§ **ASSIGNED TASK**:
Look through the data below and work out how many lines hold "Thành"; state only the number.

§ **DATA TO PROCESS**:
━━━━━━━━━━━━━━━━━━━━━━━━━━━━━━

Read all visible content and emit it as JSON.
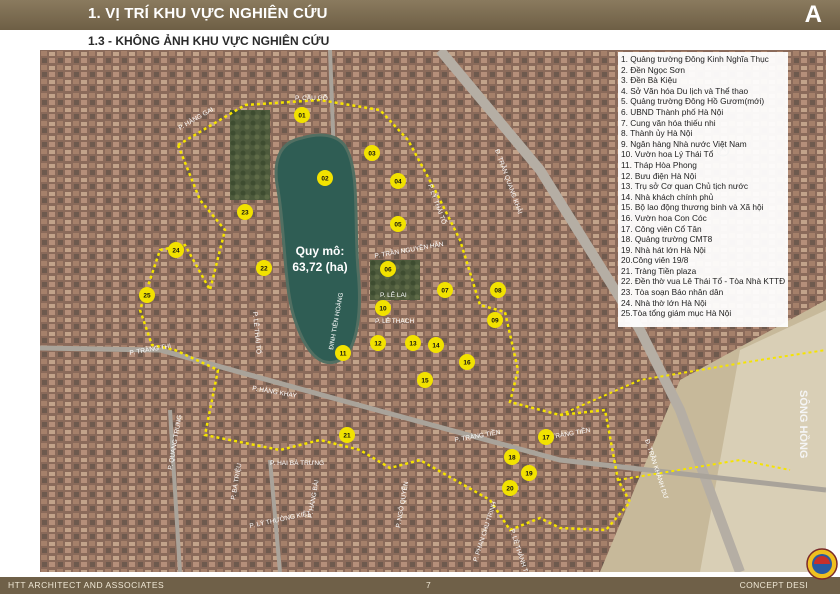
{
  "header": {
    "title": "1. VỊ TRÍ KHU VỰC NGHIÊN CỨU",
    "letter": "A"
  },
  "subtitle": "1.3 - KHÔNG ẢNH KHU VỰC NGHIÊN CỨU",
  "map": {
    "area_label": "Quy mô:",
    "area_value": "63,72 (ha)",
    "river_label": "SÔNG HỒNG",
    "street_labels": [
      "P. CẦU GỖ",
      "P. HÀNG GAI",
      "Đ. TRẦN QUANG KHẢI",
      "P. LÝ THÁI TỔ",
      "P. TRẦN NGUYÊN HÃN",
      "P. LÊ LAI",
      "P. LÊ THẠCH",
      "P. LÊ THÁI TỔ",
      "P. TRÀNG THI",
      "P. HÀNG KHAY",
      "ĐINH TIÊN HOÀNG",
      "P. TRÀNG TIỀN",
      "P. HAI BÀ TRƯNG",
      "P. BÀ TRIỆU",
      "P. HÀNG BÀI",
      "P. QUANG TRUNG",
      "P. LÝ THƯỜNG KIỆT",
      "P. NGÔ QUYỀN",
      "P. PHAN CHU TRINH",
      "P. LÊ THÁNH TÔNG",
      "Đ. TRẦN KHÁNH DƯ",
      "P. TRÀNG TIỀN"
    ],
    "markers": [
      "01",
      "02",
      "03",
      "04",
      "05",
      "06",
      "07",
      "08",
      "09",
      "10",
      "11",
      "12",
      "13",
      "14",
      "15",
      "16",
      "17",
      "18",
      "19",
      "20",
      "21",
      "22",
      "23",
      "24",
      "25"
    ],
    "legend": [
      "1.   Quảng trường Đông Kinh Nghĩa Thục",
      "2.   Đền Ngọc Sơn",
      "3.   Đền Bà Kiệu",
      "4.   Sở Văn hóa Du lịch và Thể thao",
      "5.   Quảng trường Đông Hồ Gươm(mới)",
      "6.   UBND Thành phố Hà Nội",
      "7.   Cung văn hóa thiếu nhi",
      "8.   Thành ủy Hà Nội",
      "9.   Ngân hàng Nhà nước Việt Nam",
      "10. Vườn hoa Lý Thái Tổ",
      "11. Tháp Hòa Phong",
      "12. Bưu điện Hà Nội",
      "13. Trụ sở Cơ quan Chủ tịch nước",
      "14. Nhà khách chính phủ",
      "15. Bộ lao động thương binh và Xã hội",
      "16. Vườn hoa Con Cóc",
      "17. Công viên Cổ Tân",
      "18. Quảng trường CMT8",
      "19. Nhà hát lớn Hà Nội",
      "20.Công viên 19/8",
      "21. Tràng Tiền plaza",
      "22. Đền thờ vua Lê Thái Tổ - Tòa Nhà KTTĐ",
      "23. Tòa soạn Báo nhân dân",
      "24. Nhà thờ lớn Hà Nội",
      "25.Tòa tổng giám mục Hà Nội"
    ]
  },
  "footer": {
    "left": "HTT ARCHITECT AND ASSOCIATES",
    "page": "7",
    "right": "CONCEPT DESI"
  },
  "colors": {
    "header": "#7a6b50",
    "boundary": "#f5e400",
    "lake": "#2f5d54",
    "river": "#d9cfb6",
    "marker": "#f2e200"
  }
}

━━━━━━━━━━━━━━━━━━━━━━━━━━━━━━

§ **TASK RESULT**:
2